New CUPE Sask. president focused on ‘making life better’ for workers

Heywood Yu/Saskatoon StarPhoenix. New president Kent Peterson speaks during annual CUPE Saskatchewan convention in Saskatoon on March 15, 2024.

“Doing nothing isn’t an option. We have to double and triple down our efforts of what we were doing,” Kent Peterson said.

Trillian Reynoldson, Regina Leader-Post

After being involved with the Canadian Union of Public Employees (CUPE) Saskatchewan for over a decade and serving as the secretary-treasurer for the past four years, Kent Peterson has been sworn in as the union’s president.

While being elected as president is an honour for Peterson, he said it isn’t just about titles and positions — it’s about making life better for Saskatchewan workers.

“They’re my friends, they’re the people who provide public services across the province and they’re really the folks who power our communities in a lot of ways,” he said during an interview on Friday. “For me it’s always been about doing the work to get them fair pay, to eliminate violence in their workplaces, to better their working conditions, and all of those other issues they face every day.”

Representing 31,000 members across the province who work in health care, education and municipal sectors, Peterson said there’s a lot of work to be done and he has a responsibility to lead those efforts.

“Those places of work under this provincial government are not very fun places to work,” he said, adding that his approach is a continuation of what CUPE has already been doing, but the difference is the crisis that members are facing has reached a breaking point. “Doing nothing isn’t an option. We have to double and triple down our efforts of what we were doing.”

CUPE plans to organize and mobilize all members across the province. Peterson said this involves talking to members about the issues that impact them at work and in their home life and then connecting that to the policies, laws and decisions of the government.

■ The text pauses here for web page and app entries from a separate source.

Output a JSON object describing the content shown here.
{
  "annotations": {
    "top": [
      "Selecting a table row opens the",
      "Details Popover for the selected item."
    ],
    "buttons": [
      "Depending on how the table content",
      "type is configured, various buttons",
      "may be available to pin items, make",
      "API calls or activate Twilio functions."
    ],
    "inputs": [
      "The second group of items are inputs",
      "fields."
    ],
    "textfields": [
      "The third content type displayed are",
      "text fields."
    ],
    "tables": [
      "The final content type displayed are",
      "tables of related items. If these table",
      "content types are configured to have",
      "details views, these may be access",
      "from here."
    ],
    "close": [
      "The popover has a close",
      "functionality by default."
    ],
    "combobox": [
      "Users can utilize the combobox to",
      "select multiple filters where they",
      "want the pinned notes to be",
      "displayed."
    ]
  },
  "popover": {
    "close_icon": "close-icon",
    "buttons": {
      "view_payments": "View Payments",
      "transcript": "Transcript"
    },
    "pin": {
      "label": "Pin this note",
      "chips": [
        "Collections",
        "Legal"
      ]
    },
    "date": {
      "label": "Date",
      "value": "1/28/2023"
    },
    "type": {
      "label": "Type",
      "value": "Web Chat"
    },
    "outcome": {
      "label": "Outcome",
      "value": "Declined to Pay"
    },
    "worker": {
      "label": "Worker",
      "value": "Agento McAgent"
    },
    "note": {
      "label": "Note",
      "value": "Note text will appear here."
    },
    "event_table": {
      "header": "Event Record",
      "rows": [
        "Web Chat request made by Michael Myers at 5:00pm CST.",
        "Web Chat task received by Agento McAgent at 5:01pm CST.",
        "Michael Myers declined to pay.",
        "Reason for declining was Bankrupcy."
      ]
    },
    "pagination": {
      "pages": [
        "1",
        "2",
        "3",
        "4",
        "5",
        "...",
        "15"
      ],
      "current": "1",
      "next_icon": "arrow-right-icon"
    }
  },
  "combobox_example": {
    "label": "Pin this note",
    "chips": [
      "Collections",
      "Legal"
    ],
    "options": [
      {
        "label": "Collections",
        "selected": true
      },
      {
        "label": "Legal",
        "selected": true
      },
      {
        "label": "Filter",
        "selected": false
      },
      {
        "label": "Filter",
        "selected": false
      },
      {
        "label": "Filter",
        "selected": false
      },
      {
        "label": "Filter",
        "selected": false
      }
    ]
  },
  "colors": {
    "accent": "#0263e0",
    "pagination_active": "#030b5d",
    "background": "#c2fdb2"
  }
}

“We hear from our members every single day, in health care for example — that sector is in crisis and there’s no other way to describe it,” he said.

“We talk to our members about that and we let them know that it is this provincial government under Scott Moe that has been underfunding health care and refusing to hire good, permanent, well-paid health care staff, which leads to that understaffing and burnout and those unsafe working conditions.”

Peterson said services have been privatized, funding for public services has been cut and Saskatchewan workers are being shortchanged.

“That’s why medical wait times are out of control. It is why kids don’t have enough EAs (educational assistants) in school. It is why wages aren’t keeping up. The workers I represent have had enough,” he said in a release from CUPE.

With upcoming school board, municipal and provincial elections, Peterson said he will encourage CUPE members and all workers to “vote for change” and elect progressive candidates.

“This year bigger paycheques are on the ballot, good jobs are on the ballot, protecting public services are on the ballot, and just a basic level of decency and respect for working people is on the ballot,” he said.

In February, the union called on the province to raise wages for health-care workers as the cost of living outpaces salaries, according to a nine-question survey taken by nearly 2,000 CUPE 5430 members between Nov. 1 and Nov. 9. The survey found 17 per cent of respondents have one other job and three per cent have two or more. Eighty-six per cent of respondents said they cut back their grocery budget to make ends meet.